Connectivity is good. Now how do we make it safe to use?
The Internet of Things (IoT) is becoming a part of our daily lives right before our eyes, and as that happens, more of the security issues the IoT brings with it will be exploited. That’s a scary thought at first, but this is part of the growing pains of any new technology. We’ll learn in time to secure these devices. Necessity is the mother of invention, after all.
In the wake of things like the Dyn attack and the US government’s Vault7 leak causing hysteria about smart TVs recording us all, there’s no question IoT security has become incredibly important. Homeowners and business owners need to secure themselves. Thankfully, there are already things you can do to make your IoT devices safer to use. Here’s a few of them.
1. Do your homework when buying devices
It’s important to understand how the devices you use remain up-to-date with the latest security standards — particularly if you’ll be making purchases for your business. PC Magazine recommends taking a layered approach to safety measures, which is nothing new in the world of network security.
2. Speak up
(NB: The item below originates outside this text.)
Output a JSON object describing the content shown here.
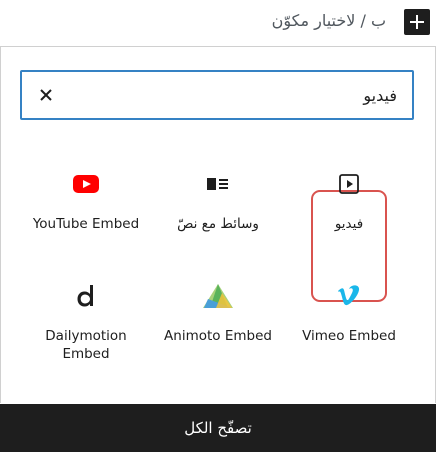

Manufacturers understand that many consumers are ignorant of the threats lurking in the IoT. But many cyber criminals are not. They’re working towards better security, but giving feedback and being vocal to encourage these things is always a good idea. That means sending bug and crash reports and staying vocal on the appropriate message boards.
3. Change your password from the factory default
It might sound overly simple, but this security lapse is what has allowed many hackers access to the routers of unknowing users around the world. The password that comes on your device might not be unique and could even be mentioned in the product’s support documentation. Change it and you’re taking away one of the easiest methods for criminals to walk right in the front door.
4. Avoid broadcasting personally identifiable information
The GPS system in your car can give you away. It knows where you park at night and where you drive every morning. If someone gets access to this information, they could potentially carry out an attack on you in cyberspace or even in the real world.
Invest in systems that use encryption and other obfuscation techniques and keep your systems up-to-date. In fact, this is a valid enough piece of advice to make its own list item.
5. Make sure your devices are updated
Manufacturers can only do so much with what they know when they release a device. The nature of modern cyber threats is that they’re built quickly to take advantage of exploits. When every device in your life is linked to the internet, you can’t risk not having the latest versions of operating system software.
Check with device manufacturers to see how you can tell when your device is updated and that it’s running the latest version of the relevant software. Updates are important in the distribution of patches that keep criminals from exploiting new security holes.
6. Encrypt your data
There are already commercial encryption solutions widely available. Despite the U.S. government’s efforts to roll back this technology’s place in society, we don’t expect it to go away soon. Encryption can be a highly effective tool for security.
If you are concerned that criminals could have an interest in the data being transmitted between your personal devices, or in your business itself, put an encryption solution in place. It can take years and years of effort to decrypt even a small amount of encrypted data, and that’s more effort than most criminal operations are willing to make.
7. Ensure compliance
This is primarily for businesses, but there are standards that exist to help keep businesses from being compromised. Getting certified in with one of these standards build trust and credibility for companies that require customers to give them data. Get to know them and make sure your company takes them seriously. Failure to achieve compliance can make life difficult in the event of a breach.
It’s likely that we will see the baked-in security measures of IoT devices get better in time, but things might get worse first. The nature of attacking an IoT network is that it’s different from attacks we’ve had to defend against in the past — and that means some of our best lessons still need to come from experience.
Follow the advice you’ve read here and stay up-to-speed with industry developments to give yourself the best chance of remaining protected in our increasingly interconnected world.